**AIM OF THE TASK**
Copy out every line holding the string "kindly" from the records below.
START THE DATA
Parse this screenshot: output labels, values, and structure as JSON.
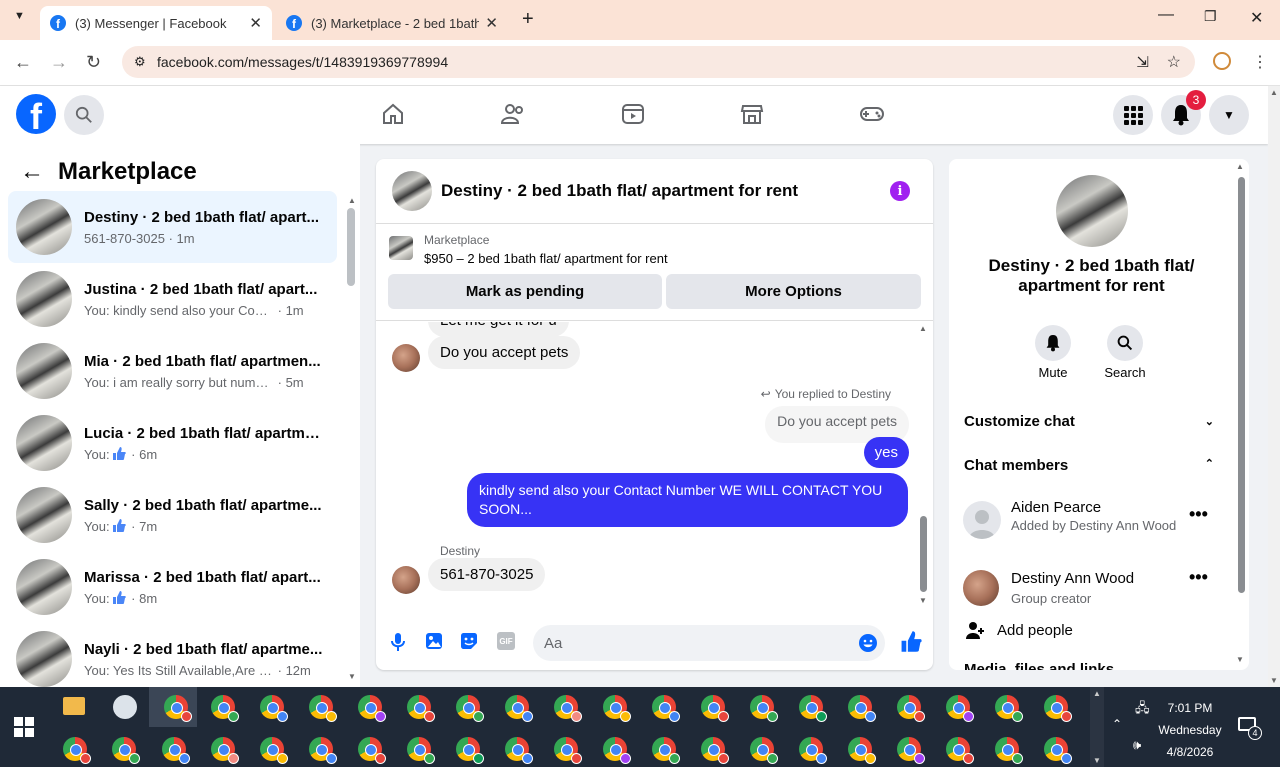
{
  "browser": {
    "tabs": [
      {
        "label": "(3) Messenger | Facebook",
        "active": true
      },
      {
        "label": "(3) Marketplace - 2 bed 1bath fl",
        "active": false
      }
    ],
    "url": "facebook.com/messages/t/1483919369778994"
  },
  "header": {
    "logo": "f",
    "notification_count": "3"
  },
  "sidebar": {
    "title": "Marketplace",
    "conversations": [
      {
        "name": "Destiny · 2 bed 1bath flat/ apart...",
        "preview": "561-870-3025",
        "time": "1m",
        "selected": true
      },
      {
        "name": "Justina · 2 bed 1bath flat/ apart...",
        "preview": "You: kindly send also your Contact ...",
        "time": "1m"
      },
      {
        "name": "Mia · 2 bed 1bath flat/ apartmen...",
        "preview": "You: i am really sorry but number a...",
        "time": "5m"
      },
      {
        "name": "Lucia · 2 bed 1bath flat/ apartme...",
        "preview": "You:",
        "time": "6m",
        "thumb": true
      },
      {
        "name": "Sally · 2 bed 1bath flat/ apartme...",
        "preview": "You:",
        "time": "7m",
        "thumb": true
      },
      {
        "name": "Marissa · 2 bed 1bath flat/ apart...",
        "preview": "You:",
        "time": "8m",
        "thumb": true
      },
      {
        "name": "Nayli · 2 bed 1bath flat/ apartme...",
        "preview": "You: Yes Its Still Available,Are you ...",
        "time": "12m"
      }
    ]
  },
  "chat": {
    "title": "Destiny · 2 bed 1bath flat/ apartment for rent",
    "listing_label": "Marketplace",
    "listing_text": "$950 – 2 bed 1bath flat/ apartment for rent",
    "mark_pending": "Mark as pending",
    "more_options": "More Options",
    "partial_msg": "Let me get it for u",
    "msg_pets": "Do you accept pets",
    "replied_label": "You replied to Destiny",
    "quoted": "Do you accept pets",
    "msg_yes": "yes",
    "msg_contact": "kindly send also your Contact Number  WE WILL CONTACT YOU SOON...",
    "sender_name": "Destiny",
    "msg_number": "561-870-3025",
    "input_placeholder": "Aa",
    "gif_label": "GIF"
  },
  "details": {
    "title": "Destiny · 2 bed 1bath flat/ apartment for rent",
    "mute_label": "Mute",
    "search_label": "Search",
    "customize": "Customize chat",
    "members_header": "Chat members",
    "members": [
      {
        "name": "Aiden Pearce",
        "sub": "Added by Destiny Ann Wood"
      },
      {
        "name": "Destiny Ann Wood",
        "sub": "Group creator"
      }
    ],
    "add_people": "Add people",
    "media_partial": "Media, files and links"
  },
  "taskbar": {
    "time": "7:01 PM",
    "day": "Wednesday",
    "date": "4/8/2026",
    "notif_count": "4"
  },
  "colors": {
    "fb_blue": "#0866ff",
    "bubble_blue": "#3733f5",
    "accent_purple": "#a020f0"
  }
}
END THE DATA
**RESPONSE TO THIS TASK**
        "preview": "You: kindly send also your Contact ...",
    "msg_contact": "kindly send also your Contact Number  WE WILL CONTACT YOU SOON...",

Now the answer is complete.